From the entries that follow, gather each line holding the word "this".

Start of Block

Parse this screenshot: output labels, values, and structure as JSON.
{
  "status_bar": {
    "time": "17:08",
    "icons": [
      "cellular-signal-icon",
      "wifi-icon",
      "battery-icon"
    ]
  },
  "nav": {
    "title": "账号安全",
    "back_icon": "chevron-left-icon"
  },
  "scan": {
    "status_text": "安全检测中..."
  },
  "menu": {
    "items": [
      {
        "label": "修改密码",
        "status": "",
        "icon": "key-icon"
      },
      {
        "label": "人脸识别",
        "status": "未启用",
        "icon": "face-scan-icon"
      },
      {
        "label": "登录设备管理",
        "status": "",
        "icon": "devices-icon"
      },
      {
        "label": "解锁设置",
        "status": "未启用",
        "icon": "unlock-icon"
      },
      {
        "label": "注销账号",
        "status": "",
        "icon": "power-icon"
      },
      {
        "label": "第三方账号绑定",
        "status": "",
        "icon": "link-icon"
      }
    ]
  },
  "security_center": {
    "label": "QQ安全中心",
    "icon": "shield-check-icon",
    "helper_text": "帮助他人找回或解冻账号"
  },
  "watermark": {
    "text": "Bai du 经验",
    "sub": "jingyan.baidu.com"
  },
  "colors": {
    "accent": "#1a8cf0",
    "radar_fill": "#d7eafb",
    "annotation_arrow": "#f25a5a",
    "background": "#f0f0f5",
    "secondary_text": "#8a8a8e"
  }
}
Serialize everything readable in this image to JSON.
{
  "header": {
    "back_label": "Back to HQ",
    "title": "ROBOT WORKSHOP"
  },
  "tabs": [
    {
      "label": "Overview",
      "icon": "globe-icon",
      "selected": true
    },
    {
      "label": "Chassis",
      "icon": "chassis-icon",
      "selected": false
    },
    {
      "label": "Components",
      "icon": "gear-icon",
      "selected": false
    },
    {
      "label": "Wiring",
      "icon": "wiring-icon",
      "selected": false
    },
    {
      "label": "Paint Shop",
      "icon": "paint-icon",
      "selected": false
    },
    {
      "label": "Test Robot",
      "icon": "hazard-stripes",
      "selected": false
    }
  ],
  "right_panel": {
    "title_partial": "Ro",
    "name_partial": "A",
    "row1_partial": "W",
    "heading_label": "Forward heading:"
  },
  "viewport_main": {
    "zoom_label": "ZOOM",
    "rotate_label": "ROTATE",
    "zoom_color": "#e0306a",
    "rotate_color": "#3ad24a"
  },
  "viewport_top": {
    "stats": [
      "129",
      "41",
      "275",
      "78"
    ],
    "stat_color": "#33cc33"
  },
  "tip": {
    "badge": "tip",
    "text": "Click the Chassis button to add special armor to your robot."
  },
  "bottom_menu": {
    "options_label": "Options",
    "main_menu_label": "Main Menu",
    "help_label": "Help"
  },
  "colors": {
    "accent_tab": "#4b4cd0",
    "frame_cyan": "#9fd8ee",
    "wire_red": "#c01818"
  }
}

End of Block

■ **Task output**
Parse this screenshot: output labels, values, and structure as JSON.
Serialize everything readable in this image to JSON.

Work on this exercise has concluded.